Karnataka election

Claims of dirty tricks cast pall over voting

An election official putting indelible ink on a voter's finger at a polling station in Bangalore yesterday.
An election official putting indelible ink on a voter's finger at a polling station in Bangalore yesterday.PHOTO: AGENCE FRANCE-PRESSE

BANGALORE • Claims of dirty tricks made by India's two main parties cast a cloud over voting in a key Indian state yesterday after nearly 10,000 voting cards were seized by the election authorities.

The opposition Congress party, which has dominated Indian politics in the seven decades since independence, is fighting to retain its last major state, Karnataka, amid a fierce battle with Prime Minister Narendra Modi's ruling Hindu nationalist party.

Voting was postponed in one constituency after the discovery of the voting cards, which the authorities suspect were obtained through bribes. Police have launched an investigation.

The state election commission said there was a plot to "vitiate the poll process" in Rajarajeshwari Nagar district of the state capital Bangalore.

Congress and Mr Modi's Bharatiya Janata Party (BJP) accused each other of the fraud. Voting in the district was pushed back to May 28.

Tens of thousands of security personnel were deployed across the state of 65 million people for voting. The results, which will have a major impact on campaigning for a national election next year, are to be announced on Tuesday.

A rainstorm last Friday again exposed Bangalore's over-stretched infrastructure, resulting in traffic snarls, waterlogging and overflowing drains.

The two parties urged voters to brave the weather disruption and turn out in force.

Congress leader Rahul Gandhi appealed to party workers to "provide all possible assistance to those affected by heavy rains".

"Our polling booth teams must remain alert and must help voters facing difficulties in reaching polling booths," he said in a statement on Twitter.

Mr Modi also sought to rally supporters as some voters complained of having to wade through muddy pools to get to voting stations.
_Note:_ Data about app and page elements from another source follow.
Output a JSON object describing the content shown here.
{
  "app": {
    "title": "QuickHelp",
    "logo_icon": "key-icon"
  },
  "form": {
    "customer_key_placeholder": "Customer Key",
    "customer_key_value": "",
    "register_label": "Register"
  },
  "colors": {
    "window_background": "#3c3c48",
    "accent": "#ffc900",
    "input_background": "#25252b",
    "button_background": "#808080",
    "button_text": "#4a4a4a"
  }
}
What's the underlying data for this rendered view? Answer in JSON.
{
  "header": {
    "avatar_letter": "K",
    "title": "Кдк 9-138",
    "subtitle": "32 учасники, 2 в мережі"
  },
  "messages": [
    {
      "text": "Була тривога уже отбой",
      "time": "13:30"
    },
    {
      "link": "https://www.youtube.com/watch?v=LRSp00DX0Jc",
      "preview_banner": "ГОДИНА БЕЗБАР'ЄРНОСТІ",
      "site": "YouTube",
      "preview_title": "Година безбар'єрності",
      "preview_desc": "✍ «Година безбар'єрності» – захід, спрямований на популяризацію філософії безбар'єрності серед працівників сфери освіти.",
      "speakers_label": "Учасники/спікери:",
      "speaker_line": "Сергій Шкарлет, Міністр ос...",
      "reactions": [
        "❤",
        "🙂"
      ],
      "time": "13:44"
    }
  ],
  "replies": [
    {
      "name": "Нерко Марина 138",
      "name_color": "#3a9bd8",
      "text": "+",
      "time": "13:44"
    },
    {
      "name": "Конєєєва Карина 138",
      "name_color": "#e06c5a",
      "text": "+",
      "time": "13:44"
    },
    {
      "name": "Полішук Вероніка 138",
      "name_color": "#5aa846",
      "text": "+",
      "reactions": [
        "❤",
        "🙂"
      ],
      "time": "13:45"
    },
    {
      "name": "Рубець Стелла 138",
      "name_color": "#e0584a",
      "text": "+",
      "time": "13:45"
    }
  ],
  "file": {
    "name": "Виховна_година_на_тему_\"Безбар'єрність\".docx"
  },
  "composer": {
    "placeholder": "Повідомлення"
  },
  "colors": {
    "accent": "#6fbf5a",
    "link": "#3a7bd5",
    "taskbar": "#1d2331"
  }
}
The two leaders have embarked on an angry campaign, targeting each other with personal attacks. Issues such as the state's infrastructure crisis have barely featured - to the frustration of residents.

"As a Bangalore resident, I want the next government to come and address the issue of waste and women's security as a priority," said Mr Shashi Kumar as he voted in north Bangalore.

Congress is anxious to reverse its political fortunes so it can mount a strong challenge in next year's election. If it loses Karnataka, it will have only two small states, Mizoram and Punjab, and the small territory of Puducherry, which together account for about 2.5 percent of India's population of 1.25 billion.

The BJP and its allies hold states that make up about 70 per cent of the population.

But Mr Modi's party needs a breakthrough in southern India.

The Prime Minister has faced allegations of bias towards the northern regions, where his Hindu nationalist BJP is dominant.

Mr Modi has focused his campaign on national pride, the economy and his aggressive foreign policy.

He has also attacked Mr Gandhi's Italian ancestry and the family's privileged background. Mr Gandhi's mother Sonia is Italian and the Gandhi-Nehru dynasty has provided three prime ministers since 1947.


A version of this article appeared in the print edition of The Sunday Times on May 13, 2018, with the headline 'Claims of dirty tricks cast pall over voting '. Print Edition | Subscribe